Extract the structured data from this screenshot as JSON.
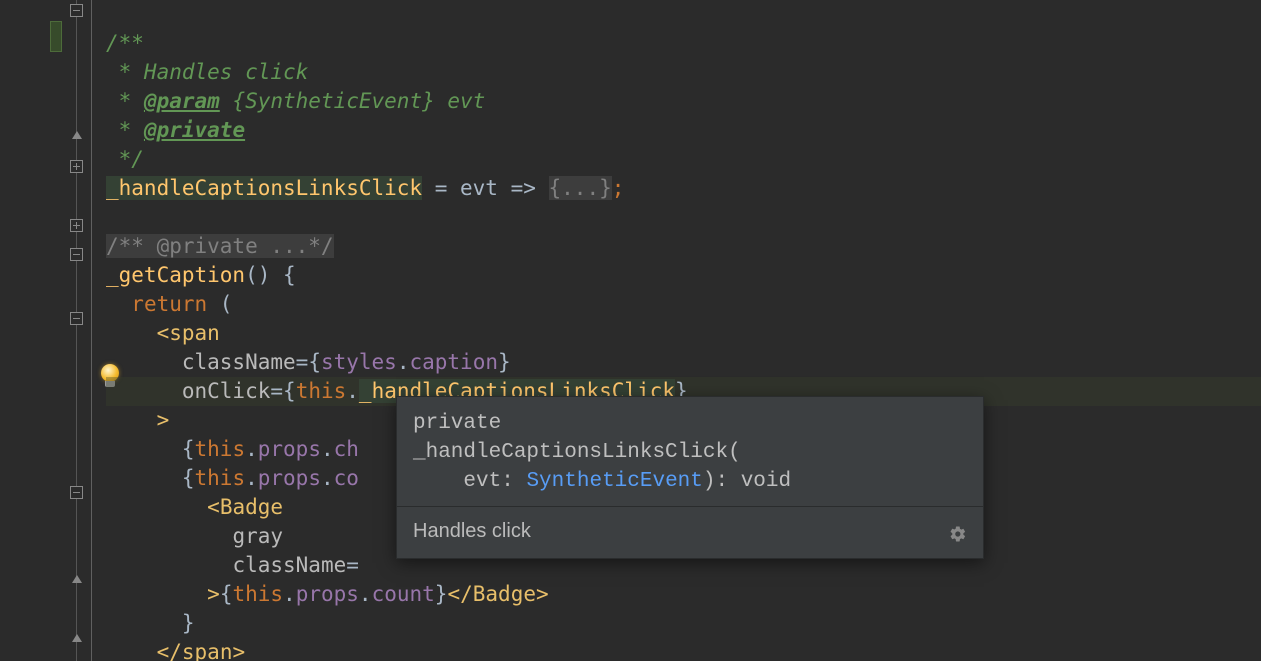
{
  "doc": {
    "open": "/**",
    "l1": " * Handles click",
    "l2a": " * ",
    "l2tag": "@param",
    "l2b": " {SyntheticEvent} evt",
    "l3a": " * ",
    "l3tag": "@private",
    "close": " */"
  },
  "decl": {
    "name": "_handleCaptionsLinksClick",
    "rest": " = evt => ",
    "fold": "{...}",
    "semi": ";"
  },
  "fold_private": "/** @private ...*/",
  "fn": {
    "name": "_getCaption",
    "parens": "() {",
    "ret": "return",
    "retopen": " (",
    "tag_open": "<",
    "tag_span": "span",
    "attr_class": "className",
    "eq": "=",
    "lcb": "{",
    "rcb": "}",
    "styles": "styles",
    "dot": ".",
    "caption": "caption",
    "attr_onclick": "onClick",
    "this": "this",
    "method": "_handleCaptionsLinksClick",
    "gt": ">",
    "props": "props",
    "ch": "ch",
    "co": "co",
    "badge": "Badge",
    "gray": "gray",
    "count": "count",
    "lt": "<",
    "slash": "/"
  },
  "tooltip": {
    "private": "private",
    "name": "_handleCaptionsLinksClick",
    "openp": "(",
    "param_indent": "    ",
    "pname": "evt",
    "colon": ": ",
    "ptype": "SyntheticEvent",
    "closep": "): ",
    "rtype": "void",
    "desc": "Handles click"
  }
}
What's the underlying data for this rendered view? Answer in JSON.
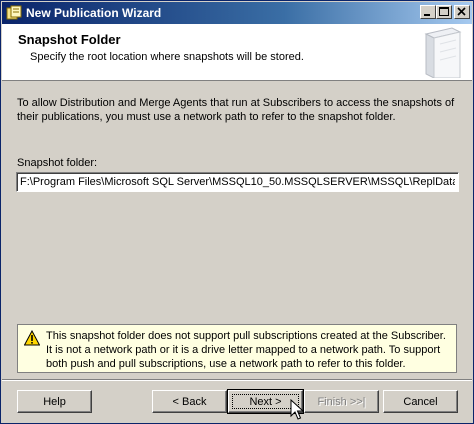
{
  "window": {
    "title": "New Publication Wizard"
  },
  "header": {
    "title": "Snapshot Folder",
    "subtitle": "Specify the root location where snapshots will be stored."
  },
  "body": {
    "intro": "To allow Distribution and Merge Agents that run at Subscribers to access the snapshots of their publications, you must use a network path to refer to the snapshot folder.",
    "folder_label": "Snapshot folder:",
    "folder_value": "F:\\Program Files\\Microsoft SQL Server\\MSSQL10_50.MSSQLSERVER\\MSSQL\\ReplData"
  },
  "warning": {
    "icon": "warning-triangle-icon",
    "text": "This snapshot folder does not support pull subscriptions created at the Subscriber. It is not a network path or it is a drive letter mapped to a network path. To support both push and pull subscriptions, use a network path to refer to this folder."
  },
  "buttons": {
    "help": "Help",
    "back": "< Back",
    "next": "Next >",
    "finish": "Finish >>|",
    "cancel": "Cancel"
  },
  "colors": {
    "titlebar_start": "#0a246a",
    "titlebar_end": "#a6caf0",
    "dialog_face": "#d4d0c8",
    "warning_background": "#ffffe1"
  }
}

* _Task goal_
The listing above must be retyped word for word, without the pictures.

* _Solution_
Extract the structured data from this screenshot as JSON.
{
  "doc": {
    "open": "/**",
    "l1": " * Handles click",
    "l2a": " * ",
    "l2tag": "@param",
    "l2b": " {SyntheticEvent} evt",
    "l3a": " * ",
    "l3tag": "@private",
    "close": " */"
  },
  "decl": {
    "name": "_handleCaptionsLinksClick",
    "rest": " = evt => ",
    "fold": "{...}",
    "semi": ";"
  },
  "fold_private": "/** @private ...*/",
  "fn": {
    "name": "_getCaption",
    "parens": "() {",
    "ret": "return",
    "retopen": " (",
    "tag_open": "<",
    "tag_span": "span",
    "attr_class": "className",
    "eq": "=",
    "lcb": "{",
    "rcb": "}",
    "styles": "styles",
    "dot": ".",
    "caption": "caption",
    "attr_onclick": "onClick",
    "this": "this",
    "method": "_handleCaptionsLinksClick",
    "gt": ">",
    "props": "props",
    "ch": "ch",
    "co": "co",
    "badge": "Badge",
    "gray": "gray",
    "count": "count",
    "lt": "<",
    "slash": "/"
  },
  "tooltip": {
    "private": "private",
    "name": "_handleCaptionsLinksClick",
    "openp": "(",
    "param_indent": "    ",
    "pname": "evt",
    "colon": ": ",
    "ptype": "SyntheticEvent",
    "closep": "): ",
    "rtype": "void",
    "desc": "Handles click"
  }
}
What's the underlying data for this rendered view? Answer in JSON.
{
  "window": {
    "title": "New Publication Wizard"
  },
  "header": {
    "title": "Snapshot Folder",
    "subtitle": "Specify the root location where snapshots will be stored."
  },
  "body": {
    "intro": "To allow Distribution and Merge Agents that run at Subscribers to access the snapshots of their publications, you must use a network path to refer to the snapshot folder.",
    "folder_label": "Snapshot folder:",
    "folder_value": "F:\\Program Files\\Microsoft SQL Server\\MSSQL10_50.MSSQLSERVER\\MSSQL\\ReplData"
  },
  "warning": {
    "icon": "warning-triangle-icon",
    "text": "This snapshot folder does not support pull subscriptions created at the Subscriber. It is not a network path or it is a drive letter mapped to a network path. To support both push and pull subscriptions, use a network path to refer to this folder."
  },
  "buttons": {
    "help": "Help",
    "back": "< Back",
    "next": "Next >",
    "finish": "Finish >>|",
    "cancel": "Cancel"
  },
  "colors": {
    "titlebar_start": "#0a246a",
    "titlebar_end": "#a6caf0",
    "dialog_face": "#d4d0c8",
    "warning_background": "#ffffe1"
  }
}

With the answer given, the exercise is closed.